Evidence that a widely used class of water resistant chemicals called per-fluoroalkyl and poly-fluoroalkyl substances (or PFAS) may be harmful to humans has led legislators and regulatory agencies to call for greater restrictions on their use. And plaintiff’s lawyers are busy recruiting clients – including individuals who’ve been exposed to the chemicals at work as well as cities and states that have detected PFAS in their drinking water – to sue companies that make and use PFAS chemicals. Critics, on the other hand, have pointed to a growing body of research, including a Centers for Disease Control risk analysis, showing that the evidence of impacts on human health are inconsistent and inconclusive. As the CDC report indicates, “Adverse health effects have been demonstrated in animal studies, but these occurred at exposure levels higher than those found in most people.”
What do we really know about PFAS chemicals? And, given the current state of the science, is a rush to regulate premature, or is it better to be safe than sorry? How should Congress, regulatory agencies, and the courts deal with PFAS exposures?

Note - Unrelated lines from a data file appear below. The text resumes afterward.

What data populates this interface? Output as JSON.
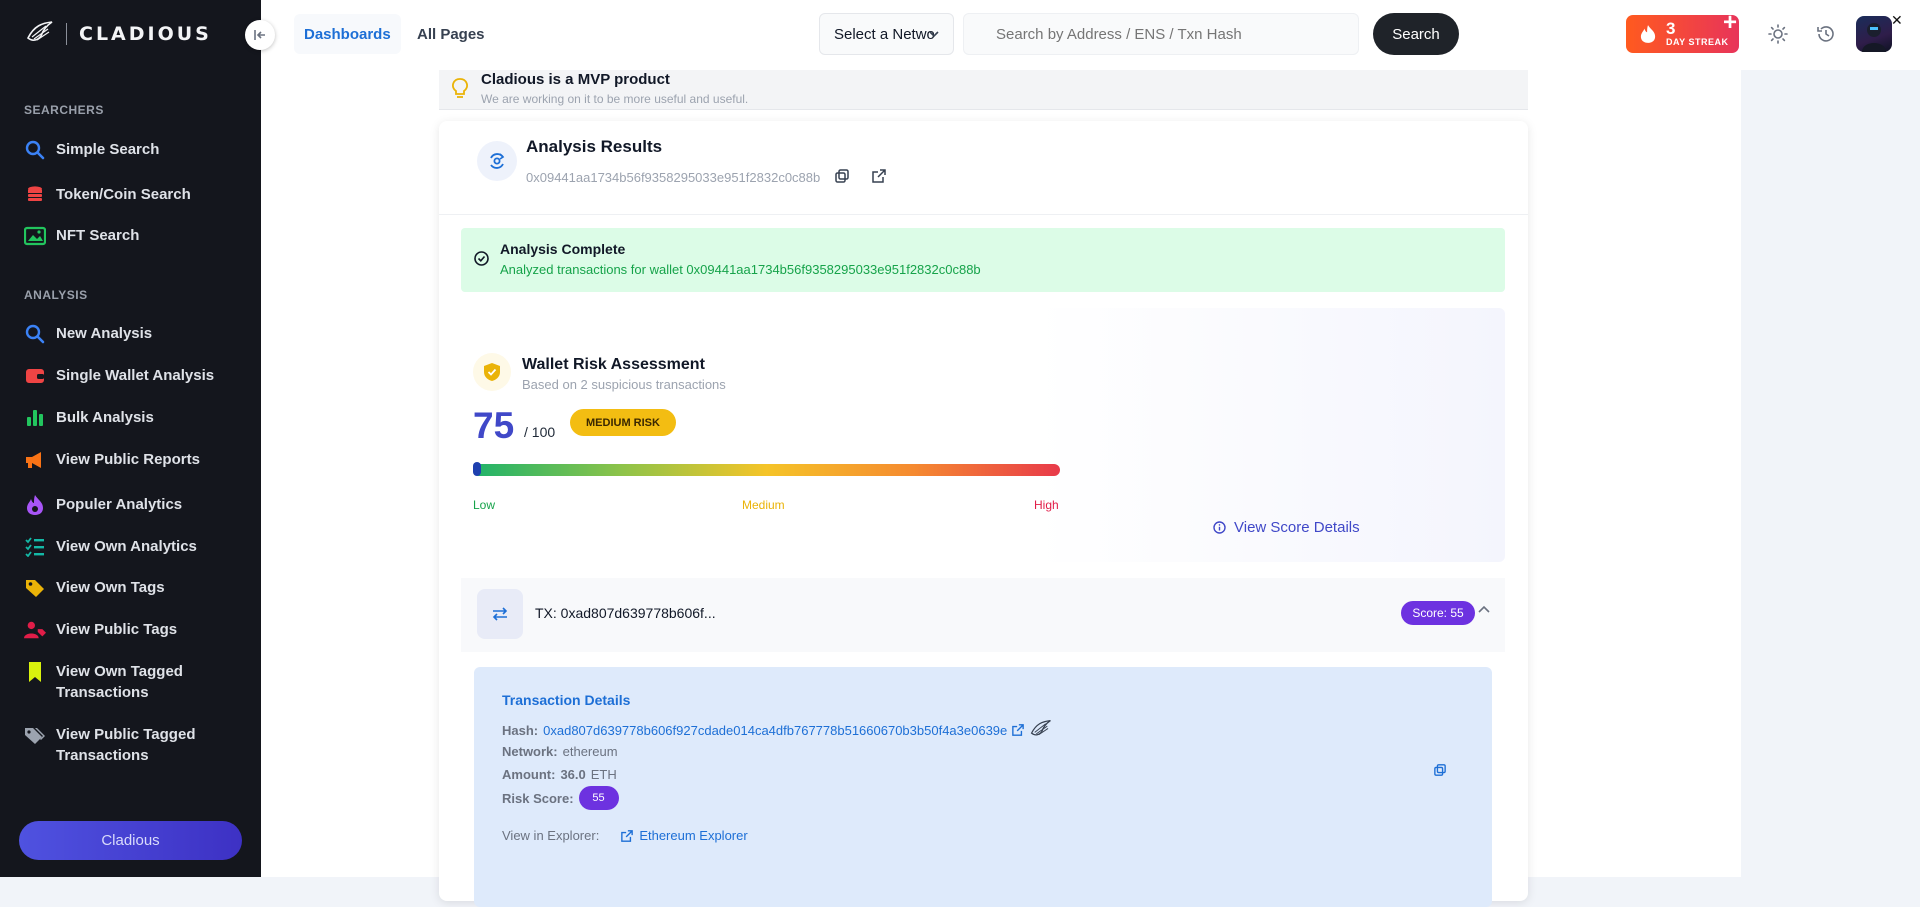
{
  "brand": {
    "name": "CLADIOUS"
  },
  "sidebar": {
    "sections": [
      {
        "title": "SEARCHERS",
        "items": [
          {
            "label": "Simple Search",
            "icon": "search-icon",
            "color": "#3b82f6"
          },
          {
            "label": "Token/Coin Search",
            "icon": "coins-icon",
            "color": "#ef4444"
          },
          {
            "label": "NFT Search",
            "icon": "image-icon",
            "color": "#22c55e"
          }
        ]
      },
      {
        "title": "ANALYSIS",
        "items": [
          {
            "label": "New Analysis",
            "icon": "search-icon",
            "color": "#3b82f6"
          },
          {
            "label": "Single Wallet Analysis",
            "icon": "wallet-icon",
            "color": "#ef4444"
          },
          {
            "label": "Bulk Analysis",
            "icon": "bar-chart-icon",
            "color": "#22c55e"
          },
          {
            "label": "View Public Reports",
            "icon": "megaphone-icon",
            "color": "#f97316"
          },
          {
            "label": "Populer Analytics",
            "icon": "flame-icon",
            "color": "#a855f7"
          },
          {
            "label": "View Own Analytics",
            "icon": "list-check-icon",
            "color": "#14b8a6"
          },
          {
            "label": "View Own Tags",
            "icon": "tag-icon",
            "color": "#eab308"
          },
          {
            "label": "View Public Tags",
            "icon": "user-tag-icon",
            "color": "#e11d48"
          },
          {
            "label": "View Own Tagged Transactions",
            "icon": "bookmark-icon",
            "color": "#d9f20d"
          },
          {
            "label": "View Public Tagged Transactions",
            "icon": "tags-icon",
            "color": "#9ca3af"
          }
        ]
      }
    ],
    "bottom_button": "Cladious"
  },
  "topbar": {
    "nav": [
      {
        "label": "Dashboards",
        "active": true
      },
      {
        "label": "All Pages",
        "active": false
      }
    ],
    "network_select": "Select a Network",
    "search_placeholder": "Search by Address / ENS / Txn Hash",
    "search_button": "Search",
    "streak": {
      "count": "3",
      "label": "DAY STREAK"
    }
  },
  "banner": {
    "title": "Cladious is a MVP product",
    "subtitle": "We are working on it to be more useful and useful."
  },
  "analysis": {
    "title": "Analysis Results",
    "address": "0x09441aa1734b56f9358295033e951f2832c0c88b",
    "complete_title": "Analysis Complete",
    "complete_message": "Analyzed transactions for wallet 0x09441aa1734b56f9358295033e951f2832c0c88b"
  },
  "risk": {
    "title": "Wallet Risk Assessment",
    "subtitle": "Based on 2 suspicious transactions",
    "score": "75",
    "max": "/ 100",
    "level": "MEDIUM RISK",
    "marker_fraction": 0.0,
    "scale_low": "Low",
    "scale_medium": "Medium",
    "scale_high": "High",
    "details_link": "View Score Details"
  },
  "transaction": {
    "label": "TX: 0xad807d639778b606f...",
    "score_badge": "Score: 55",
    "details": {
      "title": "Transaction Details",
      "hash_key": "Hash:",
      "hash": "0xad807d639778b606f927cdade014ca4dfb767778b51660670b3b50f4a3e0639e",
      "network_key": "Network:",
      "network": "ethereum",
      "amount_key": "Amount:",
      "amount_value": "36.0",
      "amount_unit": "ETH",
      "risk_key": "Risk Score:",
      "risk_value": "55",
      "explorer_key": "View in Explorer:",
      "explorer_link": "Ethereum Explorer"
    }
  }
}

Join us as our panel of experts discuss the health and risk issues surrounding PFAS chemicals and debate how best to approach regulation and litigation.

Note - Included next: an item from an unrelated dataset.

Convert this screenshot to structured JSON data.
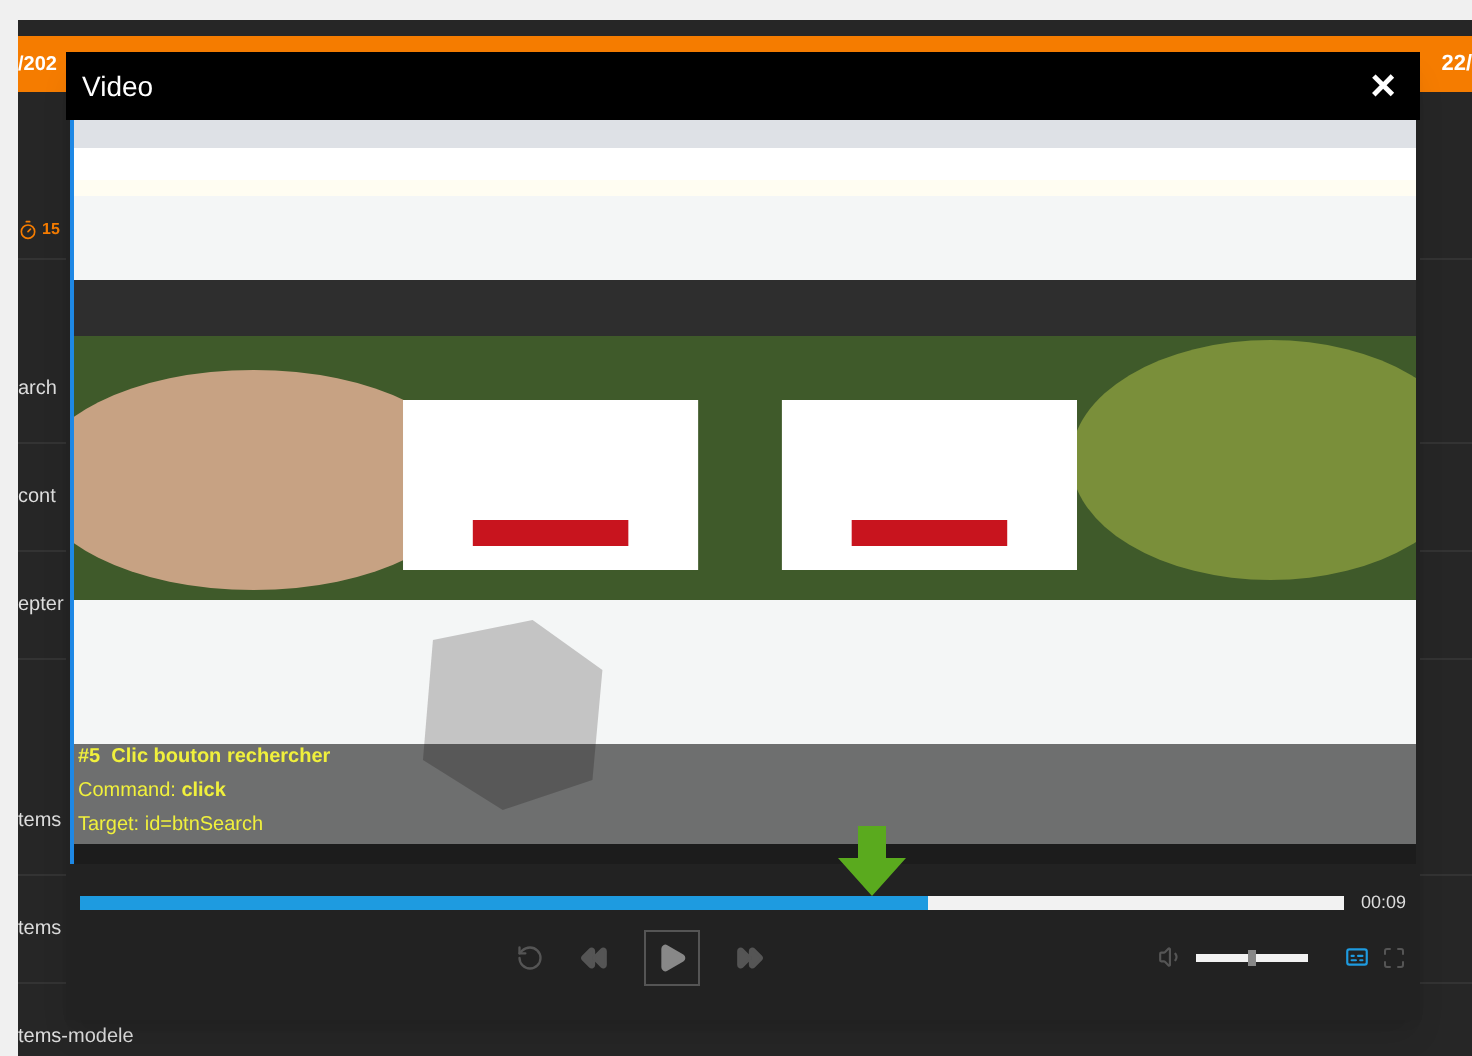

Scott Faber, Senior Vice President for Government Affairs, Environmental Working Group
Jonathan Gledhill, President, Policy Navigation Group
Steven Jawetz, Principal, Beveridge & Diamond, PC
G. Tracy Mehan III, Executive Director for Government Affairs, American Water Works Association
Moderator: Gregory Conko, Deputy Director, George Mason University Law & Economics Center
Lunch will be served.
Questions? Contact our Program Assistant, Andrew McCarthy at firstname.lastname@example.org